2. Use Headings to Create Structures (this is an H2)
Headings in content allow readers to organize chunks of content and to navigate the content.
Sighted users benefit from content has been visibly grouped by headings. These may be marked with a consistent change in size, font, color or positioning, and they should form a coherent outline: subheadings (H2) break up the page into minor groups, and may contain one or more subsections with sub-subheaders (H3), and so on:
Not only does this make it easier for users to find what they are looking for, it also aids in comprehension and reduces cognitive load, by letting users focus on the section most relevant to their needs, rather than painstakingly combing through a wall of text.
Screen readers offer that same of functionality: a non-sighted person can pull up a list of headings via their screen reader to navigate a document like an interactive table of contents, including the outline level. In fact, the majority of screen reader users say skimming for headings is the first thing they do when they open a Web page.
Manually formatting text to look like headings, by changing the font size or boldness, does not offer a programmatic equivalent to the non-sighted person using a screen reader. This denies them the ability to programmatically scan the content, and make it much less likely they notice important content.
Best Practices (this is an H3)
- Format your headings as "real" headings using the tools provided by your text editor
- Do not use manual formatting (bold, font size overrides) to create "fake" headings

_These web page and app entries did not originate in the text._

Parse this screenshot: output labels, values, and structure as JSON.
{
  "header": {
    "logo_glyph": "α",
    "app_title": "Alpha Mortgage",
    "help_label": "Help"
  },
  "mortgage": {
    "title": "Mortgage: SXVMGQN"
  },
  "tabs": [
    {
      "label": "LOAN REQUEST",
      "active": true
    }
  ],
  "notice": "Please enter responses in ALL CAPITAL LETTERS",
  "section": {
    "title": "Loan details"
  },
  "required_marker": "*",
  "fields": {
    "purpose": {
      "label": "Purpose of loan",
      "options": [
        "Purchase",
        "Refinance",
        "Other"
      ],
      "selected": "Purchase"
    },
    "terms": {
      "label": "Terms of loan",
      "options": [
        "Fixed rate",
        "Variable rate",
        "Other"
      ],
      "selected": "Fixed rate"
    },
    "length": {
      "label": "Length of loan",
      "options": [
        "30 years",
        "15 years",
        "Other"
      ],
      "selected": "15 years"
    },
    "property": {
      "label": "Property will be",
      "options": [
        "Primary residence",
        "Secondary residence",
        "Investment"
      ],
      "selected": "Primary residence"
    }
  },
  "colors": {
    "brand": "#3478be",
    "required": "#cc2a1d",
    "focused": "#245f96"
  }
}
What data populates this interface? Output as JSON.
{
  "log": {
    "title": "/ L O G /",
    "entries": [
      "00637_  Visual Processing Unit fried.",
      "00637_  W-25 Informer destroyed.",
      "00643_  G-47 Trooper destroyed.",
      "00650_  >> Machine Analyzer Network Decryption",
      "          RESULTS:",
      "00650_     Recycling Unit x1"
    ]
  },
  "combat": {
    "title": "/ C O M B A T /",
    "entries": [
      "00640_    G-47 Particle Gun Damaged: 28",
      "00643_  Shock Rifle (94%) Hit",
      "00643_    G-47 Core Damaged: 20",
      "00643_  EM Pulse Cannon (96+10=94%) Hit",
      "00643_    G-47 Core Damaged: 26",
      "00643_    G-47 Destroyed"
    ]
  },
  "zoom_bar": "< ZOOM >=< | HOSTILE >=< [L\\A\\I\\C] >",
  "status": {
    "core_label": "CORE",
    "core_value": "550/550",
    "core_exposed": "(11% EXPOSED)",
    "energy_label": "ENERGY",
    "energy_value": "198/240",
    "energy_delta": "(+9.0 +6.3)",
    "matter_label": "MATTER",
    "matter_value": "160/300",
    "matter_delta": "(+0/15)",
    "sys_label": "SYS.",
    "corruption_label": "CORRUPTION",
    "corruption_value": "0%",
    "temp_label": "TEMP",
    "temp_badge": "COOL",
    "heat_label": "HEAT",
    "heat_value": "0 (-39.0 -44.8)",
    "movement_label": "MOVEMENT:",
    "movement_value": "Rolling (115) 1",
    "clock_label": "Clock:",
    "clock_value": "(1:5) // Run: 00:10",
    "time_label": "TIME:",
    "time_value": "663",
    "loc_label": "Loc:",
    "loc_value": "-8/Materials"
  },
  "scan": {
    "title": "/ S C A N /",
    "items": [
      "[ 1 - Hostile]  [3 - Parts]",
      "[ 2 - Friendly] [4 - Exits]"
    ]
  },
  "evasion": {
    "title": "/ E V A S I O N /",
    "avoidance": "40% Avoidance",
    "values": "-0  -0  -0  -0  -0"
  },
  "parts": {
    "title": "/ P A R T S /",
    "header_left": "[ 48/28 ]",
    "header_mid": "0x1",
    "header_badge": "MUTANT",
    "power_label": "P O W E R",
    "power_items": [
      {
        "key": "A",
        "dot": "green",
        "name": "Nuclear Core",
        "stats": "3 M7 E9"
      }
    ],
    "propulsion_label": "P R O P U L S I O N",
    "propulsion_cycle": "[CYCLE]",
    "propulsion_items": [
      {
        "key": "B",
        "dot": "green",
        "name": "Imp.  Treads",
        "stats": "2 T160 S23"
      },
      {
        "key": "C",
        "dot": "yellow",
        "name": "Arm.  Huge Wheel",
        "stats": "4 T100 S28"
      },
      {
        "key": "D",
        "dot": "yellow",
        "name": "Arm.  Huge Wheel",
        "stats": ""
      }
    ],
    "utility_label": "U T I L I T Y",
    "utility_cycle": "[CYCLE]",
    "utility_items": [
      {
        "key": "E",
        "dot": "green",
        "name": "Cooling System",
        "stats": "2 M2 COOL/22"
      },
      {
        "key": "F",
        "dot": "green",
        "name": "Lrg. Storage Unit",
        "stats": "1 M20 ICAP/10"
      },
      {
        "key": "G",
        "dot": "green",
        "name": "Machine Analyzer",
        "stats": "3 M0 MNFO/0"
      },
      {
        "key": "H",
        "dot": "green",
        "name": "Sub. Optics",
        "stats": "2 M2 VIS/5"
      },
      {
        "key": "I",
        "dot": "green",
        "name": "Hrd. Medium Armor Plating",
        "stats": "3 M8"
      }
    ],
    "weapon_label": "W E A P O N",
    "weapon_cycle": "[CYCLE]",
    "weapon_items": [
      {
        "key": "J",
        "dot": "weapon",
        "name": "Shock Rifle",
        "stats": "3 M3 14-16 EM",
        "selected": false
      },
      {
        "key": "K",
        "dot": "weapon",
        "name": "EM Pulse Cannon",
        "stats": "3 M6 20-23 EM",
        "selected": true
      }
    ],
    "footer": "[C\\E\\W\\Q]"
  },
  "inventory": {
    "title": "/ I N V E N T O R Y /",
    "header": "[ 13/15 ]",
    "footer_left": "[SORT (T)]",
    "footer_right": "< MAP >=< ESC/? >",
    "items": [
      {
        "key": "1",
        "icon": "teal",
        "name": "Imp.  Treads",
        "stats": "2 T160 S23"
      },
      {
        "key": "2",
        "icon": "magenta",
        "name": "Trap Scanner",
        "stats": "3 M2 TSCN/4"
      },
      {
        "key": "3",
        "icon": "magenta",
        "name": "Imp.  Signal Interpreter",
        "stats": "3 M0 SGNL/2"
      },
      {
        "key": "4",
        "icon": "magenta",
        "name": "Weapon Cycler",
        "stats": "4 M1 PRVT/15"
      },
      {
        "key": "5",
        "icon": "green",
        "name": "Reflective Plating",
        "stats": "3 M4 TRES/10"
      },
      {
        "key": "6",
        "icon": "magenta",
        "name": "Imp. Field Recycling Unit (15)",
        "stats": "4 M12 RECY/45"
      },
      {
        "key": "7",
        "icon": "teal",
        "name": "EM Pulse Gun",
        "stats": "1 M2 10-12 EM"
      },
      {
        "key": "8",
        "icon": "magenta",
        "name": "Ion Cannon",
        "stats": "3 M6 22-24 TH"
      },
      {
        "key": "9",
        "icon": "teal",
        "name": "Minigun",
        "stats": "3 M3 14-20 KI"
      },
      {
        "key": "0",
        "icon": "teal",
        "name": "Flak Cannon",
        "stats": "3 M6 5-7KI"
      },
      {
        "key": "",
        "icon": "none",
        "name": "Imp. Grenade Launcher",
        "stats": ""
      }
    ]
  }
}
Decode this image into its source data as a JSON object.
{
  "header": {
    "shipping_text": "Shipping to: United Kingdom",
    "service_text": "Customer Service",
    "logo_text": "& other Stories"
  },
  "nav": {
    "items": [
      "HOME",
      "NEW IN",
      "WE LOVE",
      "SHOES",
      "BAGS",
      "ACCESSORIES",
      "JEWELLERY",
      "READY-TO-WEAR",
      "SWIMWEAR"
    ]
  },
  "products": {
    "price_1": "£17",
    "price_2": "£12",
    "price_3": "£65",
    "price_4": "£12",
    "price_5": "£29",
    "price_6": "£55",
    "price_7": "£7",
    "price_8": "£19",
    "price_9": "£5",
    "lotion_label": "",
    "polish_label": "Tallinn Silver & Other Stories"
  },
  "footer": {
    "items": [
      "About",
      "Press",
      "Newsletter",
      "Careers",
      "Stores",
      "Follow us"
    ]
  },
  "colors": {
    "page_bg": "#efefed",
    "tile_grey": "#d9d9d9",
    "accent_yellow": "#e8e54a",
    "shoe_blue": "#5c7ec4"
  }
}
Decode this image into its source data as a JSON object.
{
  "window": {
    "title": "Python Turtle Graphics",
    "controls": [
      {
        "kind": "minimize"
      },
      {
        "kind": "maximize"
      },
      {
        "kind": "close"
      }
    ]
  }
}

- Do not skip heading levels; if you were to imagine your headings as a nested list, the number should match its amount of indentation (i.e., jumping straight from H2 to H5 would be weird; H2s should contain H3s, which might contain H4s, and so on)